- [Stored records]
--*--

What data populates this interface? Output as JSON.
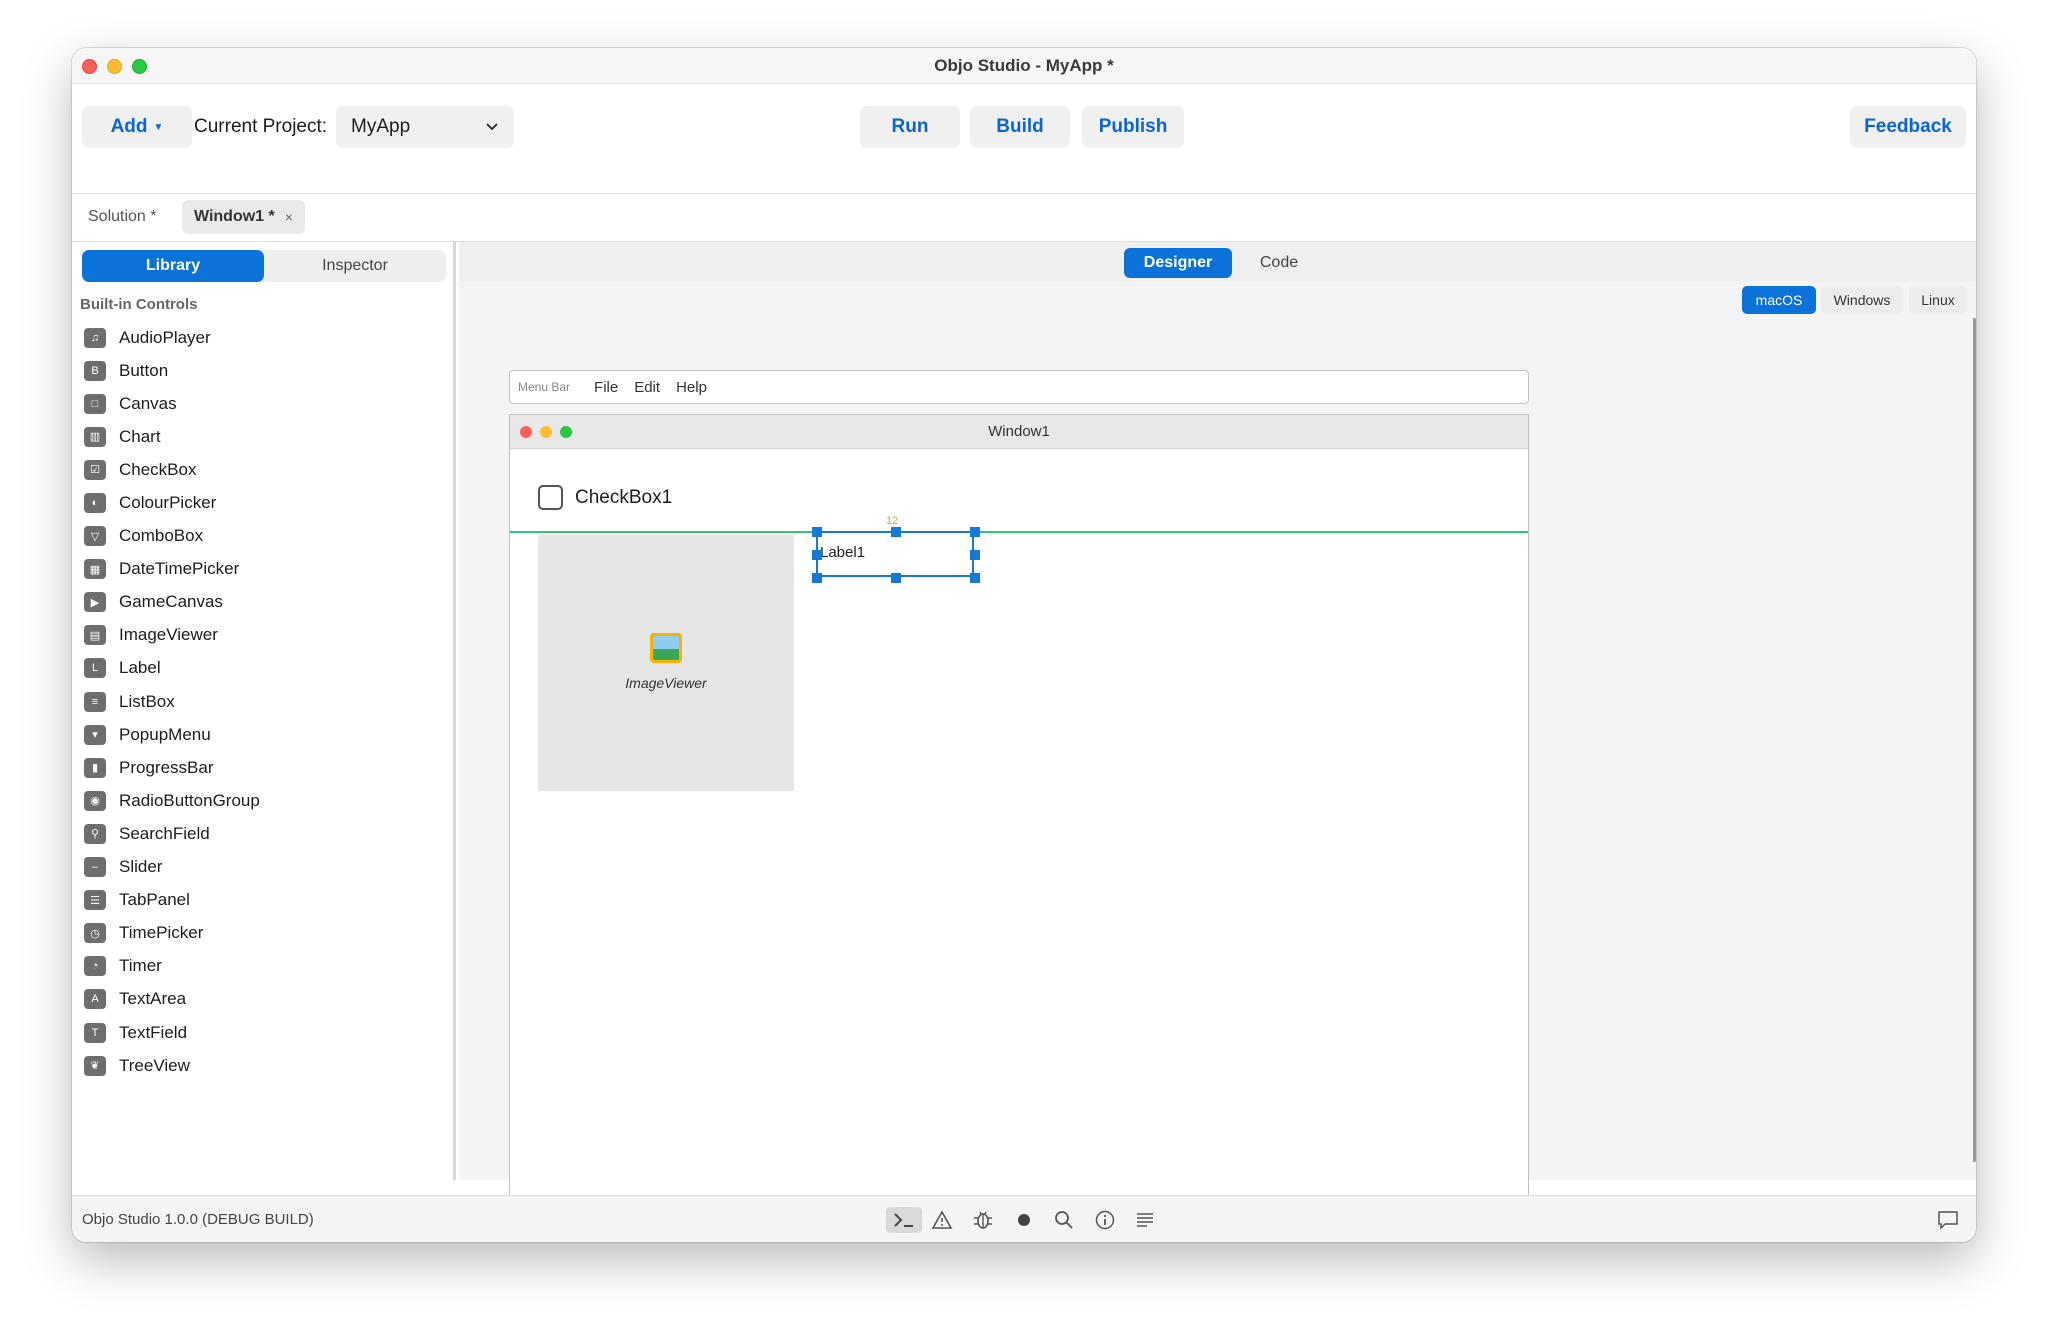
{
  "window": {
    "title": "Objo Studio - MyApp *"
  },
  "toolbar": {
    "add_label": "Add",
    "current_project_label": "Current Project:",
    "project_value": "MyApp",
    "run_label": "Run",
    "build_label": "Build",
    "publish_label": "Publish",
    "feedback_label": "Feedback"
  },
  "doc_tabs": [
    {
      "label": "Solution *",
      "active": false
    },
    {
      "label": "Window1 *",
      "active": true,
      "close": "×"
    }
  ],
  "sidebar": {
    "tabs": [
      "Library",
      "Inspector"
    ],
    "active_tab": "Library",
    "section_title": "Built-in Controls",
    "controls": [
      {
        "label": "AudioPlayer",
        "icon": "♫"
      },
      {
        "label": "Button",
        "icon": "B"
      },
      {
        "label": "Canvas",
        "icon": "□"
      },
      {
        "label": "Chart",
        "icon": "▥"
      },
      {
        "label": "CheckBox",
        "icon": "☑"
      },
      {
        "label": "ColourPicker",
        "icon": "◐"
      },
      {
        "label": "ComboBox",
        "icon": "▽"
      },
      {
        "label": "DateTimePicker",
        "icon": "▦"
      },
      {
        "label": "GameCanvas",
        "icon": "▶"
      },
      {
        "label": "ImageViewer",
        "icon": "▤"
      },
      {
        "label": "Label",
        "icon": "L"
      },
      {
        "label": "ListBox",
        "icon": "≡"
      },
      {
        "label": "PopupMenu",
        "icon": "▾"
      },
      {
        "label": "ProgressBar",
        "icon": "▮"
      },
      {
        "label": "RadioButtonGroup",
        "icon": "◉"
      },
      {
        "label": "SearchField",
        "icon": "⚲"
      },
      {
        "label": "Slider",
        "icon": "–"
      },
      {
        "label": "TabPanel",
        "icon": "☰"
      },
      {
        "label": "TimePicker",
        "icon": "◷"
      },
      {
        "label": "Timer",
        "icon": "◔"
      },
      {
        "label": "TextArea",
        "icon": "A"
      },
      {
        "label": "TextField",
        "icon": "T"
      },
      {
        "label": "TreeView",
        "icon": "❦"
      }
    ]
  },
  "main": {
    "mode_tabs": [
      "Designer",
      "Code"
    ],
    "active_mode": "Designer",
    "os_tabs": [
      "macOS",
      "Windows",
      "Linux"
    ],
    "active_os": "macOS"
  },
  "designer": {
    "menubar": {
      "label": "Menu Bar",
      "items": [
        "File",
        "Edit",
        "Help"
      ]
    },
    "form_title": "Window1",
    "checkbox_label": "CheckBox1",
    "imageviewer_label": "ImageViewer",
    "label_text": "Label1",
    "spacing_readout": "12"
  },
  "statusbar": {
    "text": "Objo Studio 1.0.0 (DEBUG BUILD)",
    "icons": [
      "terminal-icon",
      "warning-icon",
      "bug-icon",
      "record-icon",
      "search-icon",
      "info-icon",
      "list-icon",
      "chat-icon"
    ]
  },
  "colors": {
    "accent": "#0a72d8",
    "link": "#0a64d6",
    "guide": "#34c77b"
  }
}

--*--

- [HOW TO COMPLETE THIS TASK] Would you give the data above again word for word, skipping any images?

- [RESPONSE TO THE EXERCISE]
What data populates this interface? Output as JSON.
{
  "window": {
    "title": "Objo Studio - MyApp *"
  },
  "toolbar": {
    "add_label": "Add",
    "current_project_label": "Current Project:",
    "project_value": "MyApp",
    "run_label": "Run",
    "build_label": "Build",
    "publish_label": "Publish",
    "feedback_label": "Feedback"
  },
  "doc_tabs": [
    {
      "label": "Solution *",
      "active": false
    },
    {
      "label": "Window1 *",
      "active": true,
      "close": "×"
    }
  ],
  "sidebar": {
    "tabs": [
      "Library",
      "Inspector"
    ],
    "active_tab": "Library",
    "section_title": "Built-in Controls",
    "controls": [
      {
        "label": "AudioPlayer",
        "icon": "♫"
      },
      {
        "label": "Button",
        "icon": "B"
      },
      {
        "label": "Canvas",
        "icon": "□"
      },
      {
        "label": "Chart",
        "icon": "▥"
      },
      {
        "label": "CheckBox",
        "icon": "☑"
      },
      {
        "label": "ColourPicker",
        "icon": "◐"
      },
      {
        "label": "ComboBox",
        "icon": "▽"
      },
      {
        "label": "DateTimePicker",
        "icon": "▦"
      },
      {
        "label": "GameCanvas",
        "icon": "▶"
      },
      {
        "label": "ImageViewer",
        "icon": "▤"
      },
      {
        "label": "Label",
        "icon": "L"
      },
      {
        "label": "ListBox",
        "icon": "≡"
      },
      {
        "label": "PopupMenu",
        "icon": "▾"
      },
      {
        "label": "ProgressBar",
        "icon": "▮"
      },
      {
        "label": "RadioButtonGroup",
        "icon": "◉"
      },
      {
        "label": "SearchField",
        "icon": "⚲"
      },
      {
        "label": "Slider",
        "icon": "–"
      },
      {
        "label": "TabPanel",
        "icon": "☰"
      },
      {
        "label": "TimePicker",
        "icon": "◷"
      },
      {
        "label": "Timer",
        "icon": "◔"
      },
      {
        "label": "TextArea",
        "icon": "A"
      },
      {
        "label": "TextField",
        "icon": "T"
      },
      {
        "label": "TreeView",
        "icon": "❦"
      }
    ]
  },
  "main": {
    "mode_tabs": [
      "Designer",
      "Code"
    ],
    "active_mode": "Designer",
    "os_tabs": [
      "macOS",
      "Windows",
      "Linux"
    ],
    "active_os": "macOS"
  },
  "designer": {
    "menubar": {
      "label": "Menu Bar",
      "items": [
        "File",
        "Edit",
        "Help"
      ]
    },
    "form_title": "Window1",
    "checkbox_label": "CheckBox1",
    "imageviewer_label": "ImageViewer",
    "label_text": "Label1",
    "spacing_readout": "12"
  },
  "statusbar": {
    "text": "Objo Studio 1.0.0 (DEBUG BUILD)",
    "icons": [
      "terminal-icon",
      "warning-icon",
      "bug-icon",
      "record-icon",
      "search-icon",
      "info-icon",
      "list-icon",
      "chat-icon"
    ]
  },
  "colors": {
    "accent": "#0a72d8",
    "link": "#0a64d6",
    "guide": "#34c77b"
  }
}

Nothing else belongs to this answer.